It seems to me that a lot of these color ‘correction’(more like reinterpretation) samples fall victim to a lot of basic photography post processing mistakes (speaking as a professional photographer if that carries any weight (honestly it shouldn’t these days 😛)).
-The fixation on neutral whites and grays.
I remember a few years ago on this site when everyones color corrections included completely monochrome death star interiors and monochrome tie-fighters. And i knew for a fact that the models for the tie-fighters had a blue tint since i had seen them at the ‘art of star wars’ exhibition in Helsinki in 2000.
While this might seem like it makes sense in a still picture intended for display as is we have to remember that even though an object is painted white or gray it will not appear as such in almost anything except open daylight lighting conditions in outer space. Light is reflected off of every surface in the scene and tint white and gray objects.
If they used cool fluorescent lights on set or depending on what color balance film they used etc gray won’t look grey and white shouldn’t look perfectly white in almost any context which brings me to nr2.
-Maximizing the dynamic range of the shot.
There’s often a strive to maximize the utilization of the available dynamic range in every shot or scene in order to give more punch or life-like contrast to a scene. Which means people want to push the brightest pixels in the scene to close to pure white and the darkest pixels to close to pure black. And while it can mostly look good it can cause problems and inconsistency between shots of the same scene. There might not be anything close to resembling pure white light in the scene, so pushing to contrast to maximize the dynamic range will overexpose the next best thing. A lot of the white hallway shots the walls appear way way too bright. It’s also important to realize the relationship between contrast and saturation. A lot of the reason why something might appear too warm or cool can be explained by too much contrast. I often find it’s advantageous to alter luminance curves separately from saturation in order to not over-saturate (blow out) colored highlights which seems to be a constant problem in the blu-ray. I think this is the reason the desert shots of 4k83 look severely overexposed in the teaser trailer i saw.

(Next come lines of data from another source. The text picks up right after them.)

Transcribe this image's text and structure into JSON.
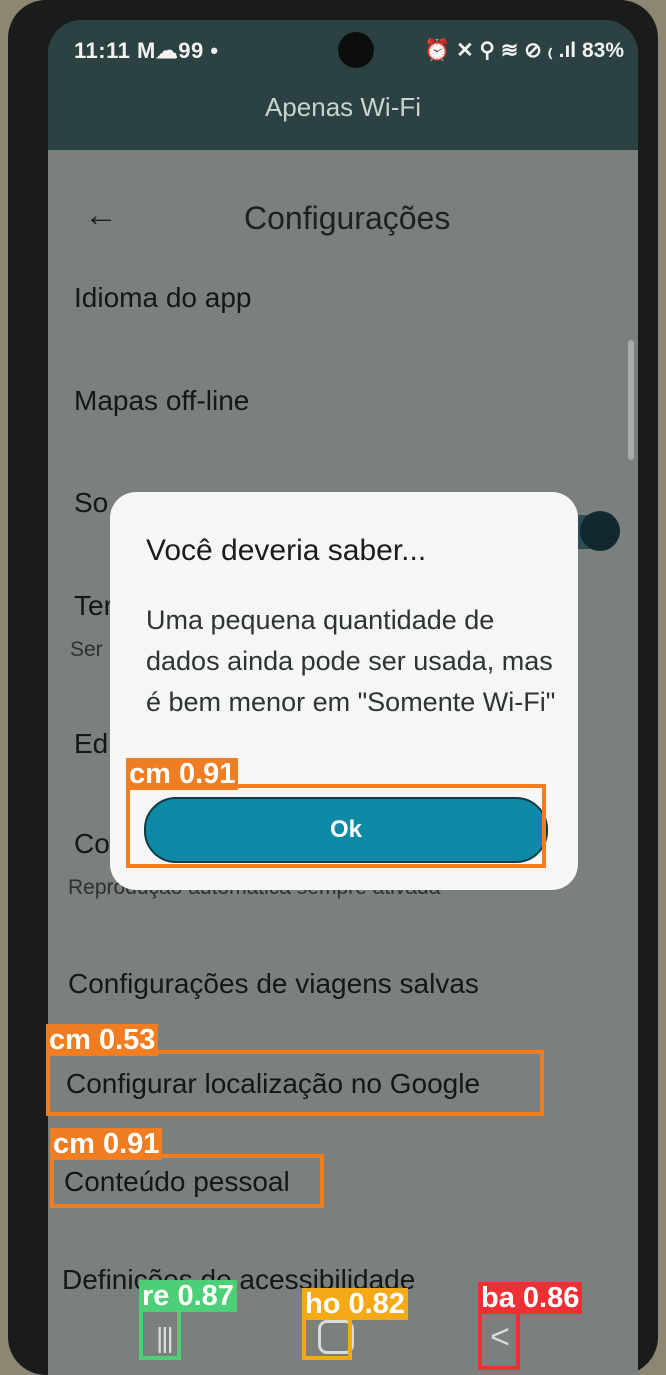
{
  "status_bar": {
    "time": "11:11",
    "left_icons": "M☁99 •",
    "right_icons": "⏰ ✕ ⚲ ≋ ⊘ ₍ .ıl",
    "battery": "83%"
  },
  "banner": {
    "text": "Apenas Wi-Fi"
  },
  "appbar": {
    "back_icon": "←",
    "title": "Configurações"
  },
  "settings": {
    "items": [
      {
        "label": "Idioma do app"
      },
      {
        "label": "Mapas off-line"
      },
      {
        "label": "So"
      },
      {
        "label": "Ter",
        "sub": "Ser"
      },
      {
        "label": "Edi"
      },
      {
        "label": "Co",
        "sub": "Reprodução automática sempre ativada"
      },
      {
        "label": "Configurações de viagens salvas"
      },
      {
        "label": "Configurar localização no Google"
      },
      {
        "label": "Conteúdo pessoal"
      },
      {
        "label": "Definições de acessibilidade"
      }
    ]
  },
  "dialog": {
    "title": "Você deveria saber...",
    "body": "Uma pequena quantidade de dados ainda pode ser usada, mas é bem menor em \"Somente Wi-Fi\"",
    "ok_label": "Ok"
  },
  "navbar": {
    "recent_icon": "|||",
    "back_icon": "<"
  },
  "detections": {
    "ok_button": {
      "label": "cm 0.91",
      "color": "#f07d22"
    },
    "location_item": {
      "label": "cm 0.53",
      "color": "#f07d22"
    },
    "personal_item": {
      "label": "cm 0.91",
      "color": "#f07d22"
    },
    "recent_button": {
      "label": "re 0.87",
      "color": "#4ccf77"
    },
    "home_button": {
      "label": "ho 0.82",
      "color": "#f4a916"
    },
    "back_button": {
      "label": "ba 0.86",
      "color": "#ee3035"
    }
  }
}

Digitizing film is a minefield, i know since I’ve done it plenty, thankfully the restoration projects aren’t actually scanning negatives since you wouldn’t see one frame of accurate color if that was the case. Which i also think is one of the reason the older scans used for the blu-rays look so bad, especially when it comes to color accuracy, especially the magenta. Getting good digital color of a negative is very hard. Firstly you need to get rid of the extreme orange tint, and this should be done optically with colored filters since otherwise you’re just sacrificing color depth to do it digitally. And even so it’s completely open to interpretation what shade of red something was supposed to be, especially hard since if you couldn’t eliminate to orange mask optically then when inverted all your red tones will have a strong over-saturated magenta cast. Transparency film is easier somewhat since the color is mostly correct (unless it’s old and faded) but it has less captured dynamic range than negative film, so you get crushed blacks definitely and blown out highlights if you’re not careful. The contrast of the picture on the film is a lot higher on transparency film than negative, so there might be problems while digitizing unless your digitizing sensor is up to snuff.

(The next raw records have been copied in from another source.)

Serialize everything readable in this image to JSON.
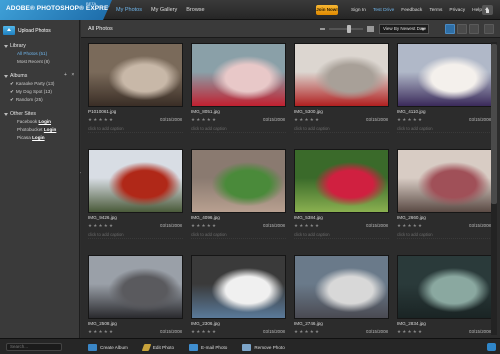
{
  "brand": {
    "name": "ADOBE® PHOTOSHOP® EXPRESS",
    "badge": "BETA"
  },
  "nav": {
    "tabs": [
      {
        "label": "My Photos",
        "active": true
      },
      {
        "label": "My Gallery",
        "active": false
      },
      {
        "label": "Browse",
        "active": false
      }
    ]
  },
  "top_right": {
    "join_label": "Join Now!",
    "links": [
      "Sign In",
      "Test Drive",
      "Feedback",
      "Terms",
      "Privacy",
      "Help ▾"
    ],
    "highlight_index": 1
  },
  "sidebar": {
    "upload_label": "Upload Photos",
    "library": {
      "heading": "Library",
      "items": [
        "All Photos (51)",
        "Most Recent (8)"
      ],
      "selected": 0
    },
    "albums": {
      "heading": "Albums",
      "add_symbol": "+",
      "remove_symbol": "×",
      "items": [
        "Karaoke Party (13)",
        "My Dog Spot (13)",
        "Random (25)"
      ]
    },
    "other_sites": {
      "heading": "Other Sites",
      "items": [
        {
          "name": "Facebook",
          "action": "Login"
        },
        {
          "name": "Photobucket",
          "action": "Login"
        },
        {
          "name": "Picasa",
          "action": "Login"
        }
      ]
    }
  },
  "toolbar": {
    "title": "All Photos",
    "sort_value": "View By Newest Date",
    "zoom_level": 0.6
  },
  "search": {
    "placeholder": "Search..."
  },
  "bottom_actions": [
    "Create Album",
    "Edit Photo",
    "E-mail Photo",
    "Remove Photo"
  ],
  "photos": [
    {
      "file": "P1010061.jpg",
      "date": "03/15/2008",
      "caption": "click to add caption",
      "colors": [
        "#7a6a5a",
        "#c8b8a8",
        "#3a2e26"
      ]
    },
    {
      "file": "IMG_8051.jpg",
      "date": "03/15/2008",
      "caption": "click to add caption",
      "colors": [
        "#8aa0a8",
        "#e8c8c8",
        "#c02030"
      ]
    },
    {
      "file": "IMG_5300.jpg",
      "date": "03/15/2008",
      "caption": "click to add caption",
      "colors": [
        "#dcd6d0",
        "#a8a098",
        "#b02020"
      ]
    },
    {
      "file": "IMG_4110.jpg",
      "date": "03/15/2008",
      "caption": "click to add caption",
      "colors": [
        "#b0b8c8",
        "#f4f0ec",
        "#3a2a5a"
      ]
    },
    {
      "file": "IMG_9426.jpg",
      "date": "03/15/2008",
      "caption": "click to add caption",
      "colors": [
        "#d8dde4",
        "#b02818",
        "#4a5a3a"
      ]
    },
    {
      "file": "IMG_4096.jpg",
      "date": "03/15/2008",
      "caption": "click to add caption",
      "colors": [
        "#8a7a70",
        "#4a8a3a",
        "#b8a090"
      ]
    },
    {
      "file": "IMG_5384.jpg",
      "date": "03/15/2008",
      "caption": "click to add caption",
      "colors": [
        "#3a6a2a",
        "#d02040",
        "#8ab050"
      ]
    },
    {
      "file": "IMG_2660.jpg",
      "date": "03/15/2008",
      "caption": "click to add caption",
      "colors": [
        "#d8ccc4",
        "#a05058",
        "#5a4a44"
      ]
    },
    {
      "file": "IMG_2508.jpg",
      "date": "03/15/2008",
      "caption": "click to add caption",
      "colors": [
        "#9aa0a8",
        "#5a5a5e",
        "#2a2a2e"
      ]
    },
    {
      "file": "IMG_2306.jpg",
      "date": "03/15/2008",
      "caption": "click to add caption",
      "colors": [
        "#3a3a3a",
        "#f0f0f0",
        "#5a7a9a"
      ]
    },
    {
      "file": "IMG_2746.jpg",
      "date": "03/15/2008",
      "caption": "click to add caption",
      "colors": [
        "#6a7a8a",
        "#d8d8d8",
        "#4a4a52"
      ]
    },
    {
      "file": "IMG_2834.jpg",
      "date": "03/15/2008",
      "caption": "click to add caption",
      "colors": [
        "#2a3a3a",
        "#8aa8a0",
        "#1a2424"
      ]
    }
  ],
  "colors": {
    "accent": "#6fb6ec",
    "join": "#f0a020",
    "background": "#2c2c2c"
  }
}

I think most of drdre’s colors look good, but i’m mostly concerned that they are too contrasty, and could actually benefit from being a bit more darker and dull.